Gold prices edged up on Tuesday, hovering near a three-month high hit in the previous session, as global slowdown worries driven by trade conflicts amid expectations of a U.S. interest rate cut stoked investors towards the safe-haven bullion.
Spot gold was up 0.2% at $1,326.85 per ounce, as of 0703 GMT, after touching its highest since Feb. 27 at $1,327.90 in the previous session.
U.S. gold futures were up 0.3% at $1,331.30 an ounce.
"Weak sentiment around the breakdown in U.S.-China trade relationship has seen investors seek safe-haven assets," ANZ analyst Daniel Hynes said.
Also, "weakness in equity markets and clearly the indications of a rate cut in the U.S. has seen gold come to fore, which has driven investors back into to the gold market."
U.S. Secretary of State Mike Pompeo said on Monday the United States is seeking to "level the playing field" with China after decades of unfair trade practices, but his Dutch counterpart said tariffs would hurt international trade.
The prolonged trade war between the world's biggest economies has rolled over financial markets denting risk sentiment among investors. Global stock markets shed over $2 trillion in value in May. [MKTS/GLOB]
Lingering global trade uncertainty is weighing upon equity markets and is likely to see participants move into safe-haven assets, MKS PAM Group said in a note.
"This is likely to drive gold higher over the near-term, with initial targets extending toward $1,330 and beyond the February high of $1,346.80, while the short-term key for the metal will be the continued ETF and hedge fund interest."

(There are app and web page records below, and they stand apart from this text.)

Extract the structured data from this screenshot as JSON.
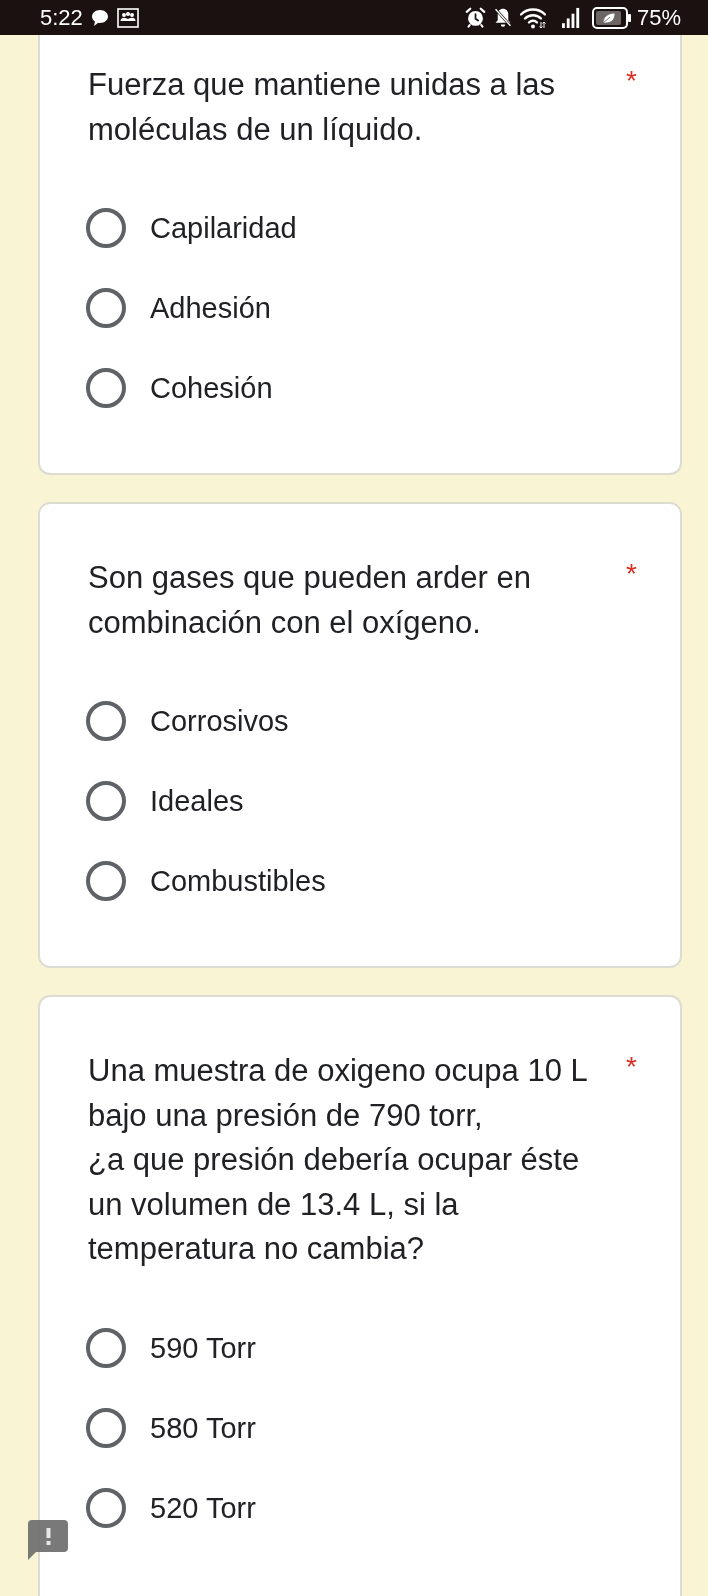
{
  "status_bar": {
    "time": "5:22",
    "battery": "75%"
  },
  "questions": [
    {
      "text": "Fuerza que mantiene unidas a las moléculas de un líquido.",
      "required_mark": "*",
      "options": [
        {
          "label": "Capilaridad",
          "selected": false
        },
        {
          "label": "Adhesión",
          "selected": false
        },
        {
          "label": "Cohesión",
          "selected": false
        }
      ]
    },
    {
      "text": "Son gases que pueden arder en combinación con el oxígeno.",
      "required_mark": "*",
      "options": [
        {
          "label": "Corrosivos",
          "selected": false
        },
        {
          "label": "Ideales",
          "selected": false
        },
        {
          "label": "Combustibles",
          "selected": false
        }
      ]
    },
    {
      "text": "Una muestra de oxigeno ocupa 10 L\nbajo una presión de 790 torr,\n¿a que presión debería ocupar éste\nun volumen de 13.4 L, si la\ntemperatura no cambia?",
      "required_mark": "*",
      "options": [
        {
          "label": "590 Torr",
          "selected": false
        },
        {
          "label": "580 Torr",
          "selected": false
        },
        {
          "label": "520 Torr",
          "selected": false
        }
      ]
    }
  ]
}
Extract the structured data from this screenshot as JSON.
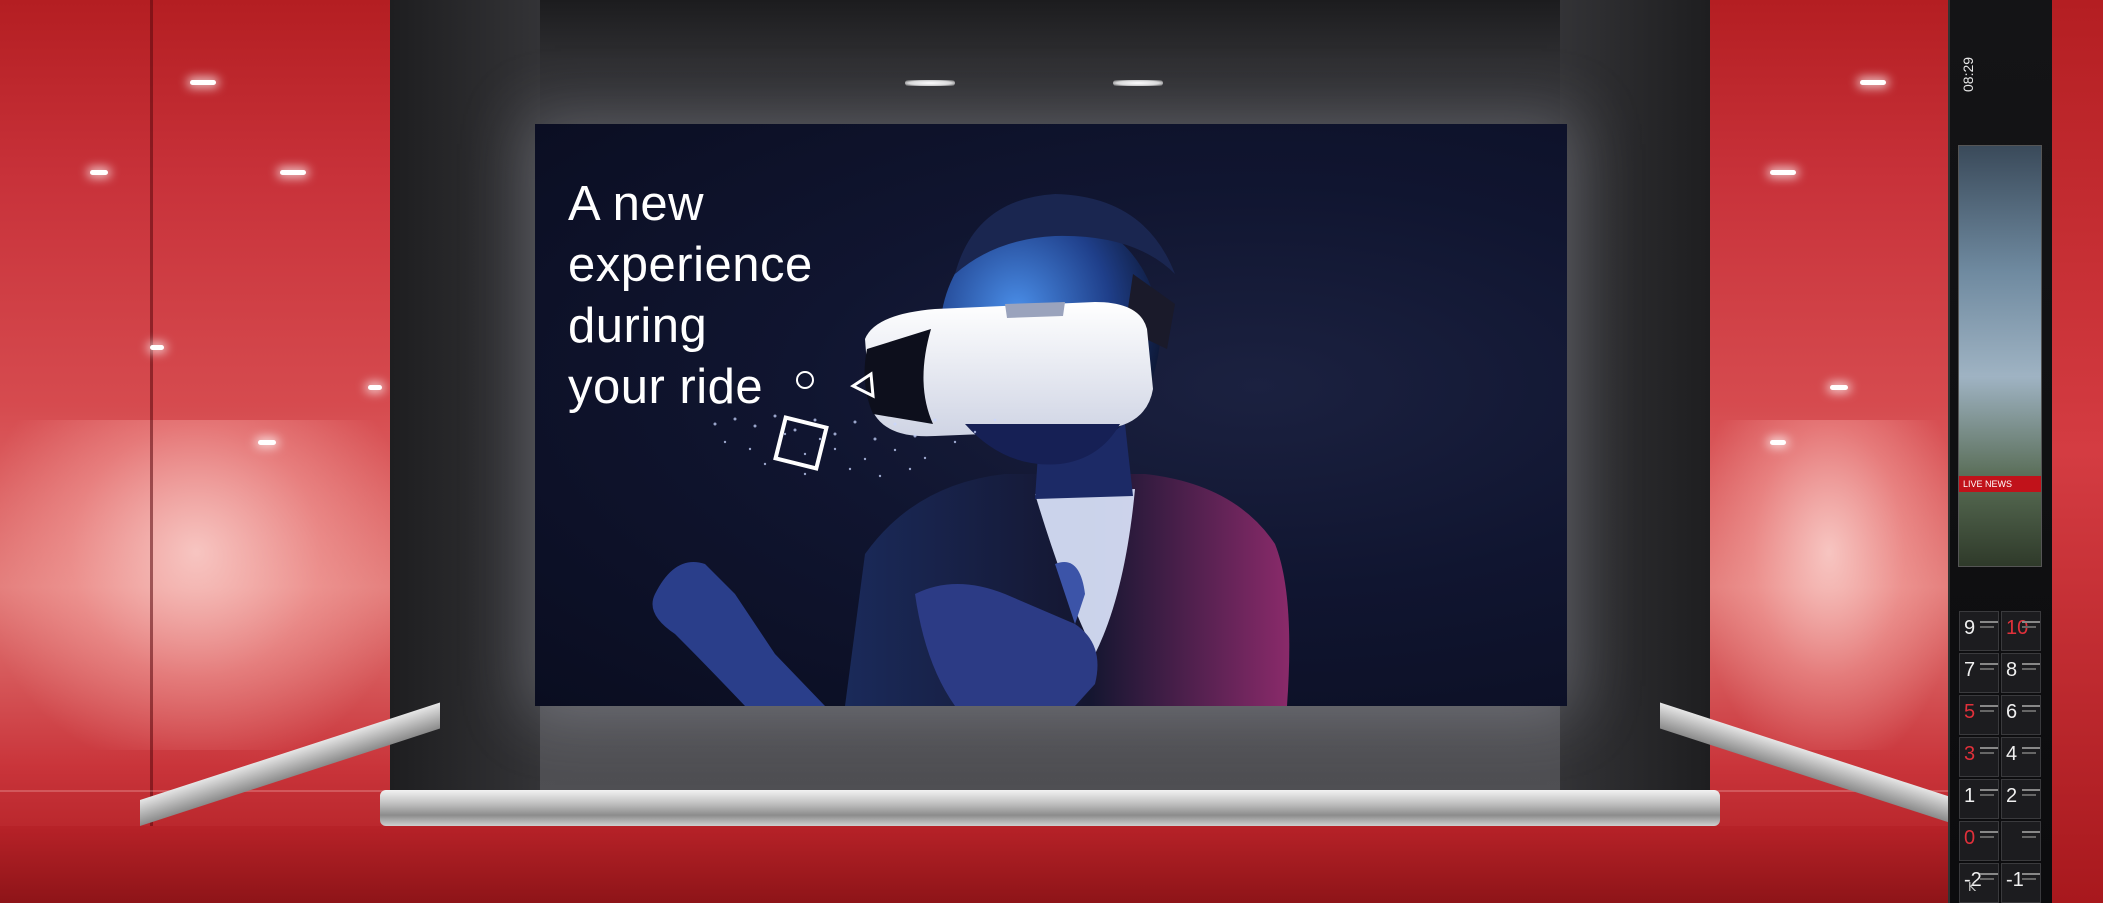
{
  "advertisement": {
    "headline_lines": [
      "A new",
      "experience",
      "during",
      "your ride"
    ]
  },
  "side_panel": {
    "time_text": "08:29",
    "news_label": "LIVE NEWS",
    "floor_buttons": [
      {
        "floor": "9",
        "active": false
      },
      {
        "floor": "10",
        "active": true
      },
      {
        "floor": "7",
        "active": false
      },
      {
        "floor": "8",
        "active": false
      },
      {
        "floor": "5",
        "active": true
      },
      {
        "floor": "6",
        "active": false
      },
      {
        "floor": "3",
        "active": true
      },
      {
        "floor": "4",
        "active": false
      },
      {
        "floor": "1",
        "active": false
      },
      {
        "floor": "2",
        "active": false
      },
      {
        "floor": "0",
        "active": true
      },
      {
        "floor": "",
        "active": false
      },
      {
        "floor": "-2",
        "active": false
      },
      {
        "floor": "-1",
        "active": false
      }
    ]
  },
  "colors": {
    "wall_red": "#c8323a",
    "screen_bg": "#101530",
    "headline": "#ffffff",
    "vr_headset": "#f2f2f2",
    "neon_blue": "#3a7bd5",
    "neon_pink": "#c2307a"
  }
}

Holdings of SPDR Gold Trust, the world's largest gold-backed exchange-traded fund, rose 2.2% on Monday, its biggest one-day percentage gain since July 2016, as investors spooked by global slowdown fears sought safe havens. [GOL/ETF]
Meanwhile, U.S. manufacturing growth slowed further in May to its weakest pace of activity in more than two-and-a-half years, a data showed on Monday.
A gloomy economic outlook prompted traders to increase bets that the U.S. Federal Reserve will cut interest rates sooner than expected.
Adding to the sentiment, U.S. Treasury yields slipped to their lowest levels since September 2017 following remarks from St. Louis Federal Reserve President James Bullard who said a U.S. rate cut may be "warranted soon" because of global trade tensions and weak U.S. inflation.
Lower interest rates would support gold because they reduce the opportunity cost of holding non-yielding bullion.
Silver was steady at $14.78 per ounce after touching a more than two-week high of $14.83 on Monday.
Platinum edged 0.2% higher to $821.88 per ounce after hitting a two-week high of $825.78, while palladium fell 0.4% to $1,318.75 per ounce.